The Colorado Ultraviolet Transit Experiment (aptly nicknamed CUTE) is a new, NASA-funded mission that aims to study the atmospheres of massive, superheated exoplanets – known as hot Jupiters – around distant stars. The miniaturized satellite, built by the Laboratory for Atmospheric and Space Physics (LASP) at the University of Colorado Boulder, is set to launch this Monday, September 27th on an Atlas V rocket.Continue reading “A Tiny, Inexpensive Satellite Will be Studying the Atmospheres of hot Jupiters”

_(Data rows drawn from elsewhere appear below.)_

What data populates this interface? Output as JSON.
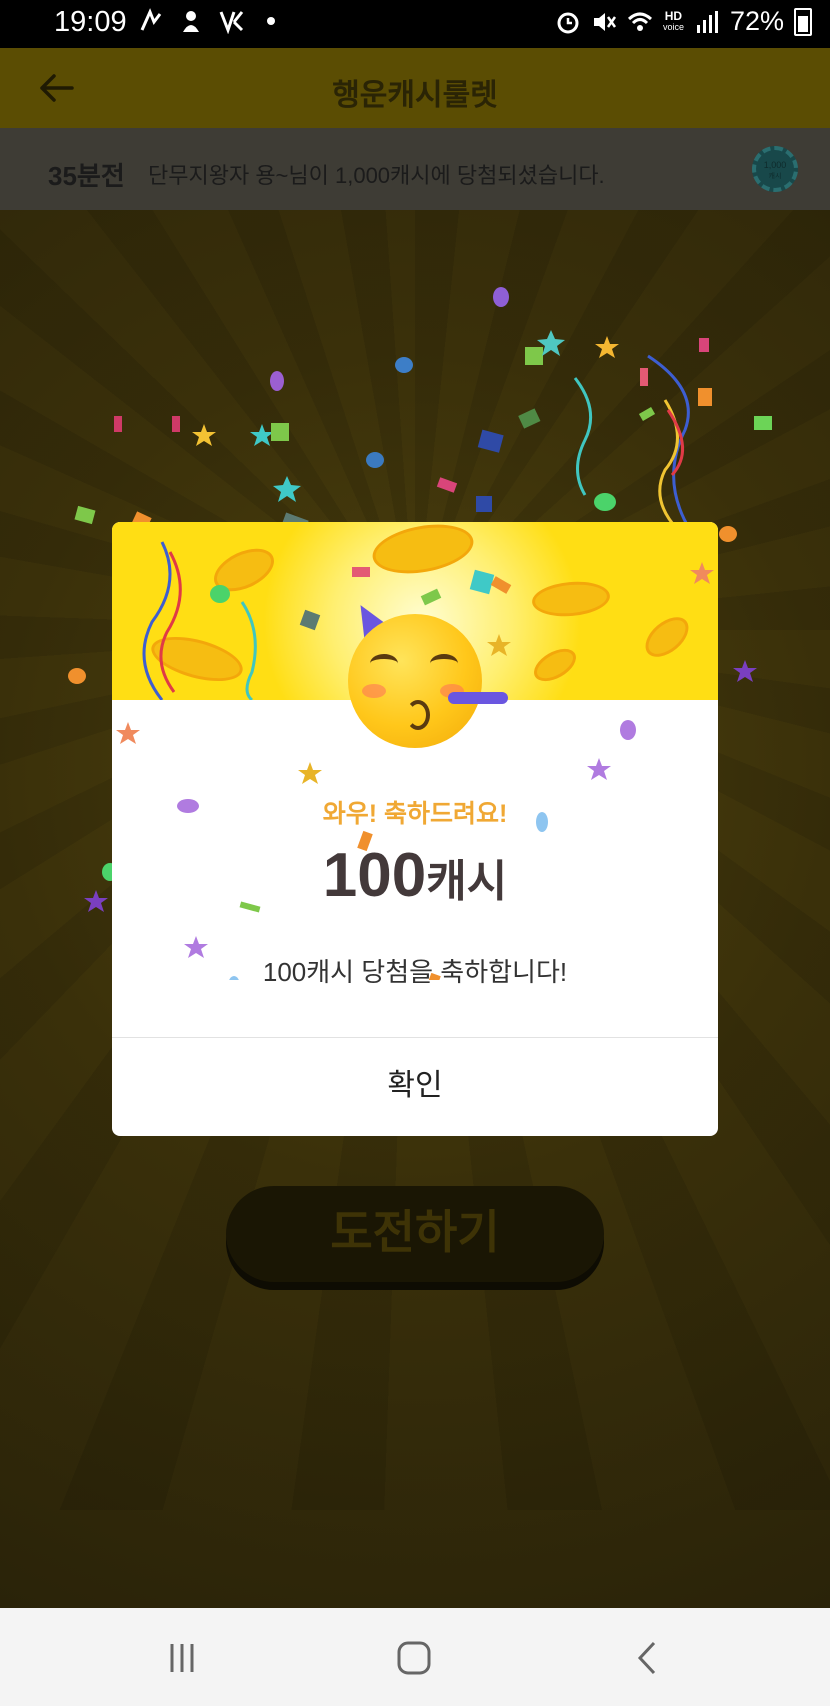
{
  "status_bar": {
    "time": "19:09",
    "hd_label": "HD",
    "voice_label": "voice",
    "battery": "72%"
  },
  "header": {
    "title": "행운캐시룰렛"
  },
  "ticker": {
    "time_ago": "35분전",
    "message": "단무지왕자 용~님이 1,000캐시에 당첨되셨습니다.",
    "chip_value": "1,000",
    "chip_unit": "캐시"
  },
  "background": {
    "challenge_button": "도전하기"
  },
  "dialog": {
    "headline": "와우! 축하드려요!",
    "amount": "100",
    "unit": "캐시",
    "description": "100캐시 당첨을 축하합니다!",
    "confirm_label": "확인"
  },
  "colors": {
    "banner_yellow": "#ffde14",
    "headline_orange": "#f0a834",
    "amount_text": "#43393a"
  },
  "icons": [
    "back-arrow-icon",
    "alarm-icon",
    "mute-icon",
    "wifi-icon",
    "signal-icon",
    "battery-icon",
    "recents-icon",
    "home-icon",
    "back-nav-icon",
    "party-face-icon"
  ]
}
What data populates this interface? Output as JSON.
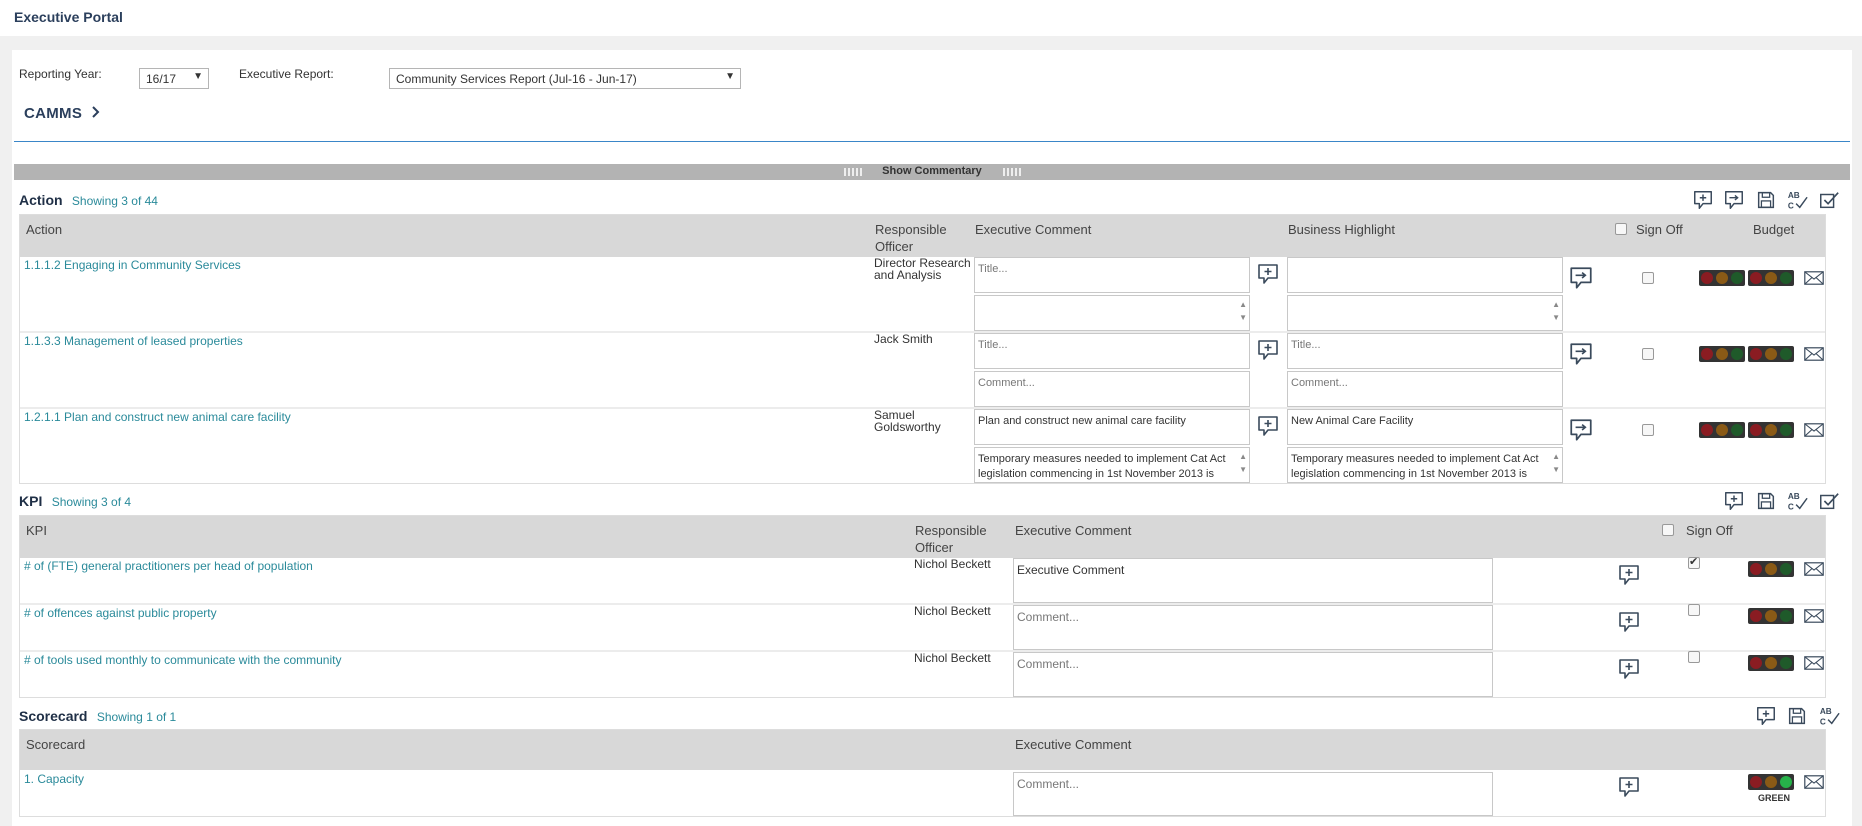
{
  "app": {
    "title": "Executive Portal"
  },
  "filters": {
    "reporting_year_label": "Reporting Year:",
    "reporting_year_value": "16/17",
    "executive_report_label": "Executive Report:",
    "executive_report_value": "Community Services Report (Jul-16 - Jun-17)"
  },
  "breadcrumb": {
    "label": "CAMMS"
  },
  "commentary_bar": {
    "label": "Show Commentary"
  },
  "action": {
    "title": "Action",
    "count": "Showing 3 of 44",
    "columns": {
      "name": "Action",
      "officer": "Responsible Officer",
      "exec_comment": "Executive Comment",
      "business_highlight": "Business Highlight",
      "sign_off": "Sign Off",
      "budget": "Budget"
    },
    "rows": [
      {
        "name": "1.1.1.2 Engaging in Community Services",
        "officer": "Director Research and Analysis",
        "exec_title": "",
        "exec_title_placeholder": "Title...",
        "exec_comment": "",
        "exec_comment_placeholder": "",
        "bh_title": "",
        "bh_title_placeholder": "",
        "bh_comment": "",
        "bh_comment_placeholder": "",
        "signed": false
      },
      {
        "name": "1.1.3.3 Management of leased properties",
        "officer": "Jack Smith",
        "exec_title": "",
        "exec_title_placeholder": "Title...",
        "exec_comment": "",
        "exec_comment_placeholder": "Comment...",
        "bh_title": "",
        "bh_title_placeholder": "Title...",
        "bh_comment": "",
        "bh_comment_placeholder": "Comment...",
        "signed": false
      },
      {
        "name": "1.2.1.1 Plan and construct new animal care facility",
        "officer": "Samuel Goldsworthy",
        "exec_title": "Plan and construct new animal care facility",
        "exec_title_placeholder": "",
        "exec_comment": "Temporary measures needed to implement Cat Act legislation commencing in 1st November 2013 is",
        "exec_comment_placeholder": "",
        "bh_title": "New Animal Care Facility",
        "bh_title_placeholder": "",
        "bh_comment": "Temporary measures needed to implement Cat Act legislation commencing in 1st November 2013 is",
        "bh_comment_placeholder": "",
        "signed": false
      }
    ]
  },
  "kpi": {
    "title": "KPI",
    "count": "Showing 3 of 4",
    "columns": {
      "name": "KPI",
      "officer": "Responsible Officer",
      "exec_comment": "Executive Comment",
      "sign_off": "Sign Off"
    },
    "rows": [
      {
        "name": "# of (FTE) general practitioners per head of population",
        "officer": "Nichol Beckett",
        "comment": "Executive Comment",
        "placeholder": "",
        "signed": true
      },
      {
        "name": "# of offences against public property",
        "officer": "Nichol Beckett",
        "comment": "",
        "placeholder": "Comment...",
        "signed": false
      },
      {
        "name": "# of tools used monthly to communicate with the community",
        "officer": "Nichol Beckett",
        "comment": "",
        "placeholder": "Comment...",
        "signed": false
      }
    ]
  },
  "scorecard": {
    "title": "Scorecard",
    "count": "Showing 1 of 1",
    "columns": {
      "name": "Scorecard",
      "exec_comment": "Executive Comment"
    },
    "rows": [
      {
        "name": "1. Capacity",
        "comment": "",
        "placeholder": "Comment...",
        "status": "GREEN"
      }
    ]
  },
  "icons": {
    "add_comment": "add-comment-icon",
    "copy_comment": "copy-comment-icon",
    "save": "save-icon",
    "spellcheck": "spellcheck-icon",
    "sign_off_all": "sign-off-all-icon",
    "email": "email-icon",
    "traffic_light": "traffic-light-icon"
  },
  "colors": {
    "link": "#2a8a9a",
    "header_bg": "#d8d8d8",
    "accent_line": "#3a86c8",
    "light_red": "#8a1c22",
    "light_amber": "#8a5a16",
    "light_green_dim": "#1f5a2a",
    "light_green_on": "#27b24a"
  }
}
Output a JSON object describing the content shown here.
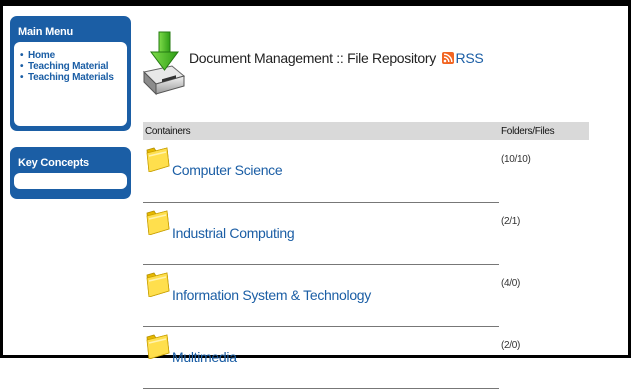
{
  "sidebar": {
    "main_menu": {
      "title": "Main Menu",
      "items": [
        {
          "label": "Home"
        },
        {
          "label": "Teaching Material"
        },
        {
          "label": "Teaching Materials"
        }
      ]
    },
    "key_concepts": {
      "title": "Key Concepts"
    }
  },
  "header": {
    "title": "Document Management :: File Repository",
    "rss_label": "RSS",
    "icon": "drive-download-icon",
    "rss_icon": "rss-icon"
  },
  "table": {
    "headers": [
      "Containers",
      "Folders/Files"
    ],
    "rows": [
      {
        "name": "Computer Science",
        "count": "(10/10)",
        "icon": "folder-icon"
      },
      {
        "name": "Industrial Computing",
        "count": "(2/1)",
        "icon": "folder-icon"
      },
      {
        "name": "Information System & Technology",
        "count": "(4/0)",
        "icon": "folder-icon"
      },
      {
        "name": "Multimedia",
        "count": "(2/0)",
        "icon": "folder-icon"
      }
    ]
  },
  "colors": {
    "accent": "#1b5ea5",
    "header_bg": "#d9d9d9",
    "rss": "#f26522",
    "download_arrow": "#3cb521"
  }
}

Researchers at the Flatiron Institute’s Center for Computational Astrophysics published a paper last week that just might explain a mysterious gap in planet sizes beyond our solar system. Planets between 1.5 and 2 times Earth’s radius are strikingly rare. This new research suggests that the reason might be because planets slightly larger than this, called mini-Neptunes, lose their atmospheres over time, shrinking to become ‘super-Earths’ only slightly larger than our home planet. These changing planets only briefly have a radius the right size to fill the gap, quickly shrinking beyond it. The implication for planetary science is exciting, as it affirms that planets are not static objects, but evolving and dynamic worlds.Continue reading “Larger Rocky Planets Might be Rare Because They Shrunk”
The molecule hydroxyl (HO) is common on Earth, but astronomers have not yet determined how abundant it is on other worlds. For the first time, astronomers have conclusively detected it in the atmosphere of an ultra-hot Jupiter, WASP-33b.Continue reading “Hydroxyl (OH) Seen for the First Time in an Exoplanet Atmosphere”